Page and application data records

--- START ---

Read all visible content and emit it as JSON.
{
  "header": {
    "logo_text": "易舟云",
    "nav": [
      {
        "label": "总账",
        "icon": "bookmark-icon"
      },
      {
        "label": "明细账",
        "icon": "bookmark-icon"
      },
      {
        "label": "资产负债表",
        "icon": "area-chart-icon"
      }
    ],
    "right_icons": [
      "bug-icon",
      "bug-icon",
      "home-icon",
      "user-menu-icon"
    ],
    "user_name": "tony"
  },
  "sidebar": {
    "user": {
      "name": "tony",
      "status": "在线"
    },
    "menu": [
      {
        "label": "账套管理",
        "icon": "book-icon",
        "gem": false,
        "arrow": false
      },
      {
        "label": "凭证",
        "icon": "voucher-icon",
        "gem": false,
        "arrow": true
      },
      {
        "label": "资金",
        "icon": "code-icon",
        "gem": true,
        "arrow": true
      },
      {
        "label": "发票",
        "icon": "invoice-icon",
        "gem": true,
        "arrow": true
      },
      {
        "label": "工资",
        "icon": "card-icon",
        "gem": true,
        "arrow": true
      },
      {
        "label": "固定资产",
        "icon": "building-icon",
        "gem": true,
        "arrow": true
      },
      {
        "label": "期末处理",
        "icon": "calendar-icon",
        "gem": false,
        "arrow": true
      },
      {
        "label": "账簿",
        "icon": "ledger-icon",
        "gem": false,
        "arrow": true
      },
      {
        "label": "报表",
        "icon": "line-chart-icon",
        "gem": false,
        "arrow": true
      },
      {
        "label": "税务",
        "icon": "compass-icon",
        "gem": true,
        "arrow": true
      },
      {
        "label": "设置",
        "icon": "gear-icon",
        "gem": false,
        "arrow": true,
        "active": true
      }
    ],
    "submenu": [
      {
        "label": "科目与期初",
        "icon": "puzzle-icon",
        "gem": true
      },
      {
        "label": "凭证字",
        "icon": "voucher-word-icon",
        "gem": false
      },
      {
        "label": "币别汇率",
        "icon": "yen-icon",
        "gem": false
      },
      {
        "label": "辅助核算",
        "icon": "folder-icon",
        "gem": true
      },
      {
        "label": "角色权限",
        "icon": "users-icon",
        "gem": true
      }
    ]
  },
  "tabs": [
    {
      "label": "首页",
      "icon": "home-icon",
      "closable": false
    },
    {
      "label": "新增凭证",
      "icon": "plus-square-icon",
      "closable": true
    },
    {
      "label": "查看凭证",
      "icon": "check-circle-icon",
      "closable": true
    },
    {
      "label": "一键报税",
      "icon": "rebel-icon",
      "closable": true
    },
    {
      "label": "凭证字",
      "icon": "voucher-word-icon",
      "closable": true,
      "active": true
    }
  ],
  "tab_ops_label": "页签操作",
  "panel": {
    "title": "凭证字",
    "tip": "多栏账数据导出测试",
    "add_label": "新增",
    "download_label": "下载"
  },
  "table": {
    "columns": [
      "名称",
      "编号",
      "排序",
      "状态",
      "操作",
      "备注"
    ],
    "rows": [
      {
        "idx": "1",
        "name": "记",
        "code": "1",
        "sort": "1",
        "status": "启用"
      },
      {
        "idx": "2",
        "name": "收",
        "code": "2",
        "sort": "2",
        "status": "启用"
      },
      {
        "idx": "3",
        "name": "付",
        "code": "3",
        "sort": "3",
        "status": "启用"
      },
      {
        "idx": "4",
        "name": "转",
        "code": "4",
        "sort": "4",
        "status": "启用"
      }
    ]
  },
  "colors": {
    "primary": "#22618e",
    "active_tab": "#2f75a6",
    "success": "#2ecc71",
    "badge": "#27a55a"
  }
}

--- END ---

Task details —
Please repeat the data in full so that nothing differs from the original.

Response to this exercise —
Read all visible content and emit it as JSON.
{
  "header": {
    "logo_text": "易舟云",
    "nav": [
      {
        "label": "总账",
        "icon": "bookmark-icon"
      },
      {
        "label": "明细账",
        "icon": "bookmark-icon"
      },
      {
        "label": "资产负债表",
        "icon": "area-chart-icon"
      }
    ],
    "right_icons": [
      "bug-icon",
      "bug-icon",
      "home-icon",
      "user-menu-icon"
    ],
    "user_name": "tony"
  },
  "sidebar": {
    "user": {
      "name": "tony",
      "status": "在线"
    },
    "menu": [
      {
        "label": "账套管理",
        "icon": "book-icon",
        "gem": false,
        "arrow": false
      },
      {
        "label": "凭证",
        "icon": "voucher-icon",
        "gem": false,
        "arrow": true
      },
      {
        "label": "资金",
        "icon": "code-icon",
        "gem": true,
        "arrow": true
      },
      {
        "label": "发票",
        "icon": "invoice-icon",
        "gem": true,
        "arrow": true
      },
      {
        "label": "工资",
        "icon": "card-icon",
        "gem": true,
        "arrow": true
      },
      {
        "label": "固定资产",
        "icon": "building-icon",
        "gem": true,
        "arrow": true
      },
      {
        "label": "期末处理",
        "icon": "calendar-icon",
        "gem": false,
        "arrow": true
      },
      {
        "label": "账簿",
        "icon": "ledger-icon",
        "gem": false,
        "arrow": true
      },
      {
        "label": "报表",
        "icon": "line-chart-icon",
        "gem": false,
        "arrow": true
      },
      {
        "label": "税务",
        "icon": "compass-icon",
        "gem": true,
        "arrow": true
      },
      {
        "label": "设置",
        "icon": "gear-icon",
        "gem": false,
        "arrow": true,
        "active": true
      }
    ],
    "submenu": [
      {
        "label": "科目与期初",
        "icon": "puzzle-icon",
        "gem": true
      },
      {
        "label": "凭证字",
        "icon": "voucher-word-icon",
        "gem": false
      },
      {
        "label": "币别汇率",
        "icon": "yen-icon",
        "gem": false
      },
      {
        "label": "辅助核算",
        "icon": "folder-icon",
        "gem": true
      },
      {
        "label": "角色权限",
        "icon": "users-icon",
        "gem": true
      }
    ]
  },
  "tabs": [
    {
      "label": "首页",
      "icon": "home-icon",
      "closable": false
    },
    {
      "label": "新增凭证",
      "icon": "plus-square-icon",
      "closable": true
    },
    {
      "label": "查看凭证",
      "icon": "check-circle-icon",
      "closable": true
    },
    {
      "label": "一键报税",
      "icon": "rebel-icon",
      "closable": true
    },
    {
      "label": "凭证字",
      "icon": "voucher-word-icon",
      "closable": true,
      "active": true
    }
  ],
  "tab_ops_label": "页签操作",
  "panel": {
    "title": "凭证字",
    "tip": "多栏账数据导出测试",
    "add_label": "新增",
    "download_label": "下载"
  },
  "table": {
    "columns": [
      "名称",
      "编号",
      "排序",
      "状态",
      "操作",
      "备注"
    ],
    "rows": [
      {
        "idx": "1",
        "name": "记",
        "code": "1",
        "sort": "1",
        "status": "启用"
      },
      {
        "idx": "2",
        "name": "收",
        "code": "2",
        "sort": "2",
        "status": "启用"
      },
      {
        "idx": "3",
        "name": "付",
        "code": "3",
        "sort": "3",
        "status": "启用"
      },
      {
        "idx": "4",
        "name": "转",
        "code": "4",
        "sort": "4",
        "status": "启用"
      }
    ]
  },
  "colors": {
    "primary": "#22618e",
    "active_tab": "#2f75a6",
    "success": "#2ecc71",
    "badge": "#27a55a"
  }
}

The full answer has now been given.